Each line of the data must be copied exactly.
──────── Input material
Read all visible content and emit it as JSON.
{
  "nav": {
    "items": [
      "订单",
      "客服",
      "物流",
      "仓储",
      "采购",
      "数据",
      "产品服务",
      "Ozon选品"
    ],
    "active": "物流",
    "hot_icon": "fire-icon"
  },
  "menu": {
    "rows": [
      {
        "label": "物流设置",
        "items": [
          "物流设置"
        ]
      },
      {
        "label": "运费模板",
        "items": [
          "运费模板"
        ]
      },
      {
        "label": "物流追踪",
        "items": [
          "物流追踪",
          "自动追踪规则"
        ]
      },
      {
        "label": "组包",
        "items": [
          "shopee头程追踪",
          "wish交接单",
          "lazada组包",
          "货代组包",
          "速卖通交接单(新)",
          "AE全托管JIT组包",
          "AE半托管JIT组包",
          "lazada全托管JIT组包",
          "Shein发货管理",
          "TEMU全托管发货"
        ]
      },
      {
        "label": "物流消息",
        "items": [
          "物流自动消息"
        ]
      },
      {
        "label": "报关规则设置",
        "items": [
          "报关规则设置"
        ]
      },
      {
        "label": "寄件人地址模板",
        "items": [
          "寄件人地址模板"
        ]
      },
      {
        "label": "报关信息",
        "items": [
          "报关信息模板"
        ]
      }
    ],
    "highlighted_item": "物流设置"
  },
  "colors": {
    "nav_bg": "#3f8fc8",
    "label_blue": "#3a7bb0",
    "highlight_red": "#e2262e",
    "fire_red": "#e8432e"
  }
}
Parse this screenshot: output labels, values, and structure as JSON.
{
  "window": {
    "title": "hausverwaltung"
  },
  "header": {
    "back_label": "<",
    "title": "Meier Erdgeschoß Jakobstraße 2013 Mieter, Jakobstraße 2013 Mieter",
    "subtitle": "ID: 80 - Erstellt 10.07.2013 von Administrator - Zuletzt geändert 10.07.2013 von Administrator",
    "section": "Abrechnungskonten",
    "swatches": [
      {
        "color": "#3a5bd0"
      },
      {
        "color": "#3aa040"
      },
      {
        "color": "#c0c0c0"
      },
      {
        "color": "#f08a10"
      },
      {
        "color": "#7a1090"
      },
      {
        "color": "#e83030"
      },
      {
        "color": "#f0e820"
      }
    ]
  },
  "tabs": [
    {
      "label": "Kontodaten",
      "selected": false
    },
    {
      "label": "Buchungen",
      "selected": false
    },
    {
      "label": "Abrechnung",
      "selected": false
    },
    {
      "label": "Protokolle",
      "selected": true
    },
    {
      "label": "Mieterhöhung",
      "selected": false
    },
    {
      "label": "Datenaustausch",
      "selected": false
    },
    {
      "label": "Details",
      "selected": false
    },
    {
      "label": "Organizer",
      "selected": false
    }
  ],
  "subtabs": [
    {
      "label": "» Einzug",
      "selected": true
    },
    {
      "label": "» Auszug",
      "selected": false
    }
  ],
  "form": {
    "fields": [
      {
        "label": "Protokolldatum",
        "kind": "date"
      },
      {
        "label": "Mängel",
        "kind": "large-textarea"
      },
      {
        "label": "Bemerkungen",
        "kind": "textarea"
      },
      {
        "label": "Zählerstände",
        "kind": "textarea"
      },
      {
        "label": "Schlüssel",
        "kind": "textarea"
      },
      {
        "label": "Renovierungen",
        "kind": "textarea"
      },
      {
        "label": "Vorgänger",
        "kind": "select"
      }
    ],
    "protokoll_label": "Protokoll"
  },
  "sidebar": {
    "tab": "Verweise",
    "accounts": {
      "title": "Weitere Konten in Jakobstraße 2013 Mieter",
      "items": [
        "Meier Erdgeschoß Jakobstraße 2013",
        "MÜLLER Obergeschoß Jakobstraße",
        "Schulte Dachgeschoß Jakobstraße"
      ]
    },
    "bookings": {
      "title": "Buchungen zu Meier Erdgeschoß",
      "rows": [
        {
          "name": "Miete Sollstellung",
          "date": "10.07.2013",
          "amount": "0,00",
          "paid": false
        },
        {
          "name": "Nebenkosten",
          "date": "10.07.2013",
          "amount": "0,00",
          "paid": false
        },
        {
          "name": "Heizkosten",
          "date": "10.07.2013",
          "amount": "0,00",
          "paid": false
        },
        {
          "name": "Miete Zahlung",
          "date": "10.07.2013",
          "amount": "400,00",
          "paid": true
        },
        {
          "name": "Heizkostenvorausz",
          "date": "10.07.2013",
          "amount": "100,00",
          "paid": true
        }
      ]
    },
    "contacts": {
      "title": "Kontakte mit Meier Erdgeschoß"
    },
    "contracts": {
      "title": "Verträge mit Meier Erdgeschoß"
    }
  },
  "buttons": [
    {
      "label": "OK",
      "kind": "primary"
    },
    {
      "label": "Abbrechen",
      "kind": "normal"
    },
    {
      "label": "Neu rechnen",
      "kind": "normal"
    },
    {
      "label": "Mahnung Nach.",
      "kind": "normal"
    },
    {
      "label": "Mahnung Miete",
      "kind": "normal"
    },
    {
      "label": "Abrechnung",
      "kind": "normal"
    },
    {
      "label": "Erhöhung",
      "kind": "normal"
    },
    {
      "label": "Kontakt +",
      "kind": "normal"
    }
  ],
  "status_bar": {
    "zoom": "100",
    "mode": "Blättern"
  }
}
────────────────
__Response__
Read all visible content and emit it as JSON.
{
  "nav": {
    "items": [
      "订单",
      "客服",
      "物流",
      "仓储",
      "采购",
      "数据",
      "产品服务",
      "Ozon选品"
    ],
    "active": "物流",
    "hot_icon": "fire-icon"
  },
  "menu": {
    "rows": [
      {
        "label": "物流设置",
        "items": [
          "物流设置"
        ]
      },
      {
        "label": "运费模板",
        "items": [
          "运费模板"
        ]
      },
      {
        "label": "物流追踪",
        "items": [
          "物流追踪",
          "自动追踪规则"
        ]
      },
      {
        "label": "组包",
        "items": [
          "shopee头程追踪",
          "wish交接单",
          "lazada组包",
          "货代组包",
          "速卖通交接单(新)",
          "AE全托管JIT组包",
          "AE半托管JIT组包",
          "lazada全托管JIT组包",
          "Shein发货管理",
          "TEMU全托管发货"
        ]
      },
      {
        "label": "物流消息",
        "items": [
          "物流自动消息"
        ]
      },
      {
        "label": "报关规则设置",
        "items": [
          "报关规则设置"
        ]
      },
      {
        "label": "寄件人地址模板",
        "items": [
          "寄件人地址模板"
        ]
      },
      {
        "label": "报关信息",
        "items": [
          "报关信息模板"
        ]
      }
    ],
    "highlighted_item": "物流设置"
  },
  "colors": {
    "nav_bg": "#3f8fc8",
    "label_blue": "#3a7bb0",
    "highlight_red": "#e2262e",
    "fire_red": "#e8432e"
  }
}
Parse this screenshot: output labels, values, and structure as JSON.
{
  "window": {
    "title": "hausverwaltung"
  },
  "header": {
    "back_label": "<",
    "title": "Meier Erdgeschoß Jakobstraße 2013 Mieter, Jakobstraße 2013 Mieter",
    "subtitle": "ID: 80 - Erstellt 10.07.2013 von Administrator - Zuletzt geändert 10.07.2013 von Administrator",
    "section": "Abrechnungskonten",
    "swatches": [
      {
        "color": "#3a5bd0"
      },
      {
        "color": "#3aa040"
      },
      {
        "color": "#c0c0c0"
      },
      {
        "color": "#f08a10"
      },
      {
        "color": "#7a1090"
      },
      {
        "color": "#e83030"
      },
      {
        "color": "#f0e820"
      }
    ]
  },
  "tabs": [
    {
      "label": "Kontodaten",
      "selected": false
    },
    {
      "label": "Buchungen",
      "selected": false
    },
    {
      "label": "Abrechnung",
      "selected": false
    },
    {
      "label": "Protokolle",
      "selected": true
    },
    {
      "label": "Mieterhöhung",
      "selected": false
    },
    {
      "label": "Datenaustausch",
      "selected": false
    },
    {
      "label": "Details",
      "selected": false
    },
    {
      "label": "Organizer",
      "selected": false
    }
  ],
  "subtabs": [
    {
      "label": "» Einzug",
      "selected": true
    },
    {
      "label": "» Auszug",
      "selected": false
    }
  ],
  "form": {
    "fields": [
      {
        "label": "Protokolldatum",
        "kind": "date"
      },
      {
        "label": "Mängel",
        "kind": "large-textarea"
      },
      {
        "label": "Bemerkungen",
        "kind": "textarea"
      },
      {
        "label": "Zählerstände",
        "kind": "textarea"
      },
      {
        "label": "Schlüssel",
        "kind": "textarea"
      },
      {
        "label": "Renovierungen",
        "kind": "textarea"
      },
      {
        "label": "Vorgänger",
        "kind": "select"
      }
    ],
    "protokoll_label": "Protokoll"
  },
  "sidebar": {
    "tab": "Verweise",
    "accounts": {
      "title": "Weitere Konten in Jakobstraße 2013 Mieter",
      "items": [
        "Meier Erdgeschoß Jakobstraße 2013",
        "MÜLLER Obergeschoß Jakobstraße",
        "Schulte Dachgeschoß Jakobstraße"
      ]
    },
    "bookings": {
      "title": "Buchungen zu Meier Erdgeschoß",
      "rows": [
        {
          "name": "Miete Sollstellung",
          "date": "10.07.2013",
          "amount": "0,00",
          "paid": false
        },
        {
          "name": "Nebenkosten",
          "date": "10.07.2013",
          "amount": "0,00",
          "paid": false
        },
        {
          "name": "Heizkosten",
          "date": "10.07.2013",
          "amount": "0,00",
          "paid": false
        },
        {
          "name": "Miete Zahlung",
          "date": "10.07.2013",
          "amount": "400,00",
          "paid": true
        },
        {
          "name": "Heizkostenvorausz",
          "date": "10.07.2013",
          "amount": "100,00",
          "paid": true
        }
      ]
    },
    "contacts": {
      "title": "Kontakte mit Meier Erdgeschoß"
    },
    "contracts": {
      "title": "Verträge mit Meier Erdgeschoß"
    }
  },
  "buttons": [
    {
      "label": "OK",
      "kind": "primary"
    },
    {
      "label": "Abbrechen",
      "kind": "normal"
    },
    {
      "label": "Neu rechnen",
      "kind": "normal"
    },
    {
      "label": "Mahnung Nach.",
      "kind": "normal"
    },
    {
      "label": "Mahnung Miete",
      "kind": "normal"
    },
    {
      "label": "Abrechnung",
      "kind": "normal"
    },
    {
      "label": "Erhöhung",
      "kind": "normal"
    },
    {
      "label": "Kontakt +",
      "kind": "normal"
    }
  ],
  "status_bar": {
    "zoom": "100",
    "mode": "Blättern"
  }
}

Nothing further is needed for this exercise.